Two summers ago was my first vegan summer. I pulled out the recipe but then tucked it away again, vowing to make it at some point using tofu in place of the eggs called for in the original recipe. After reading about all of the success people were having with Susan V.'s tofu quiches on Fatfree Vegan Kitchen, I realized I needed to give my recipe a go using tofu once the pattypan squash became available. Several few weeks ago I gave it a try and the results were amazing. This recipe is another one that deserves fair warning on the delicious meter. I always eat at least half a pie in one sitting and for that reason, always double the recipe. Enjoy!
Summer Squash Pie
You will need one glass pie plate and a large pot for sauteeing the vegetables. You also need a food processor or blender to blend the tofu mixture.
7 small or 3 large pattypan squash, (1/2 pound), sliced 1/4 thick (across, not stem to navel)
olive oil spray
1/2 pound fresh spinach leaves, washed (I used prewashed baby spinach leaves)
1 medium size yellow squash, chopped
1 small or 1/2 large vidallia onion, chopped
1 small or 1/2 large red bell pepper, seeded and chopped

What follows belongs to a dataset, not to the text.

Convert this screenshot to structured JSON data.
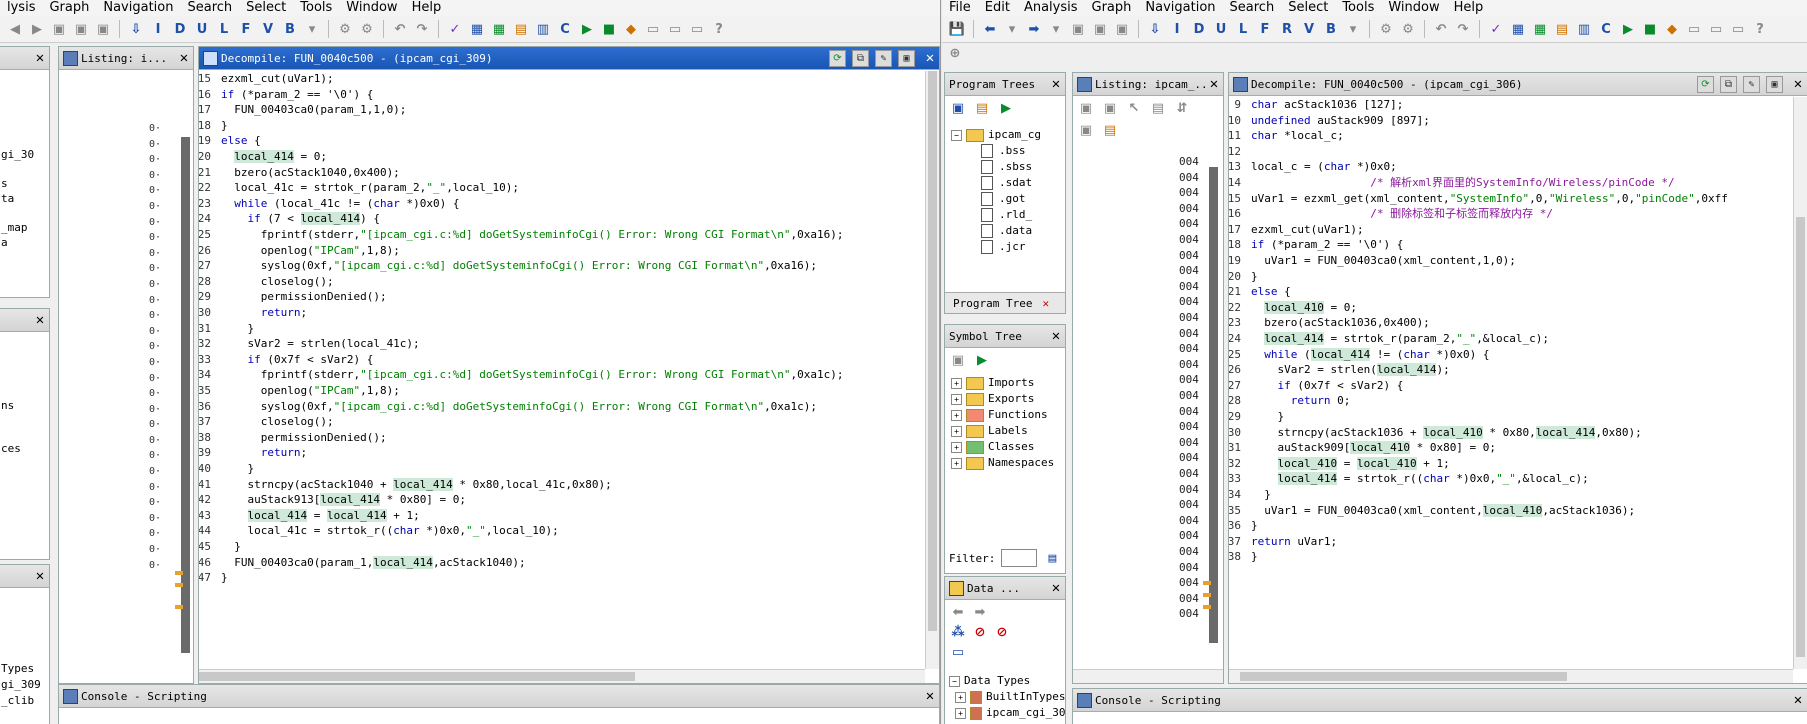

1 12 ounce pkg lite firm silken tofu, drained
1/4 cup soymilk (I use Edenblend rice soy beverage)
2 Tbs nutritional yeast
1 Tbs cornstarch
1 tsp tahini
1/4 teaspoon turmeric
3/4 teaspoon salt
vegan cheese slices (0ptional, I did not use any on the pie pictured)
Preheat your oven to 350 degrees.
To begin, arrange your pattypan squash slices around the outside edges and bottom of your pie plate, cutting them to fit (see photo below). These will form your "crust". Spray your pot with olive oil, remove the slices from the pie plate and saute them 2 to 3 minutes on each side until tender and lightly browned. Spray your pie plate with oil and arrange the slices again in the pie plate as shown in the photo below.
Saute your spinach briefly until wilted. Remove from pan, drain any excess water and then roughly chop. Set aside.
Spray your pot again and saute the chopped yellow squash, bell pepper, and onion over medium high heat until tender. Remove from pot, reserving 1/4 of this mixture, and spooning the rest into the prepared pie plate.
In a food processor or blender, process the tofu, soymilk, nutritional yeast, cornstarch, tahini, turmeric, and salt until smooth. Add in the spinach and process briefly to combine or combine by hand in a separate bowl. Pour this mixture over the vegetables in the pie plate. Sprinkle with the reserved squash, bell pepper, onion mixture. Bake at 350 degrees for one hour. If you are using vegan cheese slices, cut them into strips and place them on top of your pie about 5 minutes before the pie is done.
For variation I have also made this pie using asparagus or kale instead of spinach, adding in sun dried tomatoes and kalamata olives. The combination of vegetables you use are really endless, so experiment a bit and let me know how it goes.